Committee to Protect Journalists make statement
The Committee to Protect Journalists statement
Thai editor Somyot sentenced to 11 years in prison
New York, January 24, 2013–A Thai court sentenced news editor and political activist Somyot Prueksakakasemsuk to 11 years in prison on Wednesday for two articles the court ruled had insulted the Thai monarch, a criminal offense under the country’s strict lѐse majesté law. The Committee to Protect Journalists condemns the harsh sentencing and calls for the journalist’s immediate and unconditional release.
Somyot, editor of the now-defunct Voice of Taksin newsmagazine and a political activist with the United Front for Democracy Against Dictatorship protest group, was first arrested in April 2011 at a Thai border checkpoint while attempting to cross into neighboring Cambodia. He was held in pre-trial detention for 20 months. The court denied 12 different bail requests while he was held, according to local press reports.
Somyot faced a possible 30 years in prison on two separate charges under the country’s lѐse majesté law, which prohibits insults to the royal family. The ruling handed him five-year jail terms for each of the two articles and cancelled the suspension of a previous one-year prison term he faced in an unrelated defamation case. Somyot’s lawyers said they would appeal the decision.
Somyot’s lawyers, who had also challenged the constitutionality of the lѐse majesté law, argued at the ruling that the journalist should not be held liable for the two articles, which were written under the penname “Jit Polachan” and published on Voice of Taksin in February and March 2010. In May, Somyot had told the court that the articles did not refer to the king, but instead to a broad aristocratic elite. Somyot had initially refused to divulge the name of the author of the articles, but during his court testimony identified the individual as Jakrapob Penkair, a former government spokesman now living in self-imposed exile in Cambodia.
“Somyot’s harsh sentencing represents the latest abuse of lѐse majesté laws to stifle freedom of expression in Thailand,” said Bob Dietz, CPJ’s Asia program coordinator. “His conviction underscores the pressing need to reform the law, both in content and application, and allow for a free and open debate about the country’s royal institution.”
Days before his initial arrest, Somyot had launched a petition campaign to pressure parliament into amending the lѐse majesté law, known as Article 112 in the Thai penal code.
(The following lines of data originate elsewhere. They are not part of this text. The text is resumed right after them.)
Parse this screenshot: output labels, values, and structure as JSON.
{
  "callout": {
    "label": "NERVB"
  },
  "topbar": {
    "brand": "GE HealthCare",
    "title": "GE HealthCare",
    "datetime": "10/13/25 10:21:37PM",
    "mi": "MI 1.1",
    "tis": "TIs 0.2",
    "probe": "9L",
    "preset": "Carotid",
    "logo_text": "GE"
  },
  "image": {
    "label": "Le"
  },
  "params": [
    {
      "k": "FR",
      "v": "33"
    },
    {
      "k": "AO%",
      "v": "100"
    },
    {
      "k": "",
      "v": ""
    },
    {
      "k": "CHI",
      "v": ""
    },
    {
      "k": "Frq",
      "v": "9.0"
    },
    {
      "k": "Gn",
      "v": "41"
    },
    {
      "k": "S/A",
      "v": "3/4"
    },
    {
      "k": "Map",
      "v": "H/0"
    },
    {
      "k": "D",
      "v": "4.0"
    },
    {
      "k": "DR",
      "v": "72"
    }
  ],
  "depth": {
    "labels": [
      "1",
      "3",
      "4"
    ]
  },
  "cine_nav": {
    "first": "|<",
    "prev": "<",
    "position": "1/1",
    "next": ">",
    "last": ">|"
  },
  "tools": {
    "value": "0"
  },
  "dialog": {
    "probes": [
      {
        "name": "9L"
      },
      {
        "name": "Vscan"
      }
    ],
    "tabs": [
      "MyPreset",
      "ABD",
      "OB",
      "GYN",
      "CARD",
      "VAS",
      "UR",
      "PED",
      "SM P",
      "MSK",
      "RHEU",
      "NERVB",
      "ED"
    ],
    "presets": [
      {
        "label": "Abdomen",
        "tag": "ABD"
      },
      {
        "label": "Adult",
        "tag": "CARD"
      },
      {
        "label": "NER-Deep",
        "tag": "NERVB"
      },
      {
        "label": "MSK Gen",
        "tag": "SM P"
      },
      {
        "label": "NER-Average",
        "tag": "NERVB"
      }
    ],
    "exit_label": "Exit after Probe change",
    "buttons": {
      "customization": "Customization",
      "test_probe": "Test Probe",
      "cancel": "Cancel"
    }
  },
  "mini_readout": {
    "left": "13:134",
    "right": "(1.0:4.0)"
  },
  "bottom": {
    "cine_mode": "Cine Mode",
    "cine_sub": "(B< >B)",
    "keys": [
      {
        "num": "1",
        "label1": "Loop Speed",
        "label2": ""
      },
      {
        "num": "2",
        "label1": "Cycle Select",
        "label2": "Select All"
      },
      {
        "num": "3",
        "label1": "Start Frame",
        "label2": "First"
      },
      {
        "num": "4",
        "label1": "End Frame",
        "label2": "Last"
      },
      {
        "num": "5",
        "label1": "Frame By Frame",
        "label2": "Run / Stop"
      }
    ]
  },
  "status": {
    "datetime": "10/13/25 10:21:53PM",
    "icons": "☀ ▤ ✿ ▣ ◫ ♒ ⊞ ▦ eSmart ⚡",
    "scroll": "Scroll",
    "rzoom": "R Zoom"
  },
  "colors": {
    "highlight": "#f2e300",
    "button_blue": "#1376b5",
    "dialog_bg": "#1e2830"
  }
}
Under the law, any Thai individual may file lѐse majesté charges. Thai royal family members have never personally filed charges. Lѐse majesté charges have been abused for political purposes by both sides of Thailand’s protracted political conflict.
CPJ research shows that the number of lѐse majesté cases has surged since the ouster of former Prime Minister Thaksin Shinawatra, who was toppled in a 2006 military coup. Coup makers justified their move in part by claiming that Thaksin was disloyal to the monarchy, incendiary charges in Thailand’s political context. Authorities have since used lѐse majesté-related provisions in the 2007 Computer Crime Act to censor tens of thousands of Web pages and punish online journalists and editors.
For more data and analysis on Thailand, visit CPJ’s Thailand page here.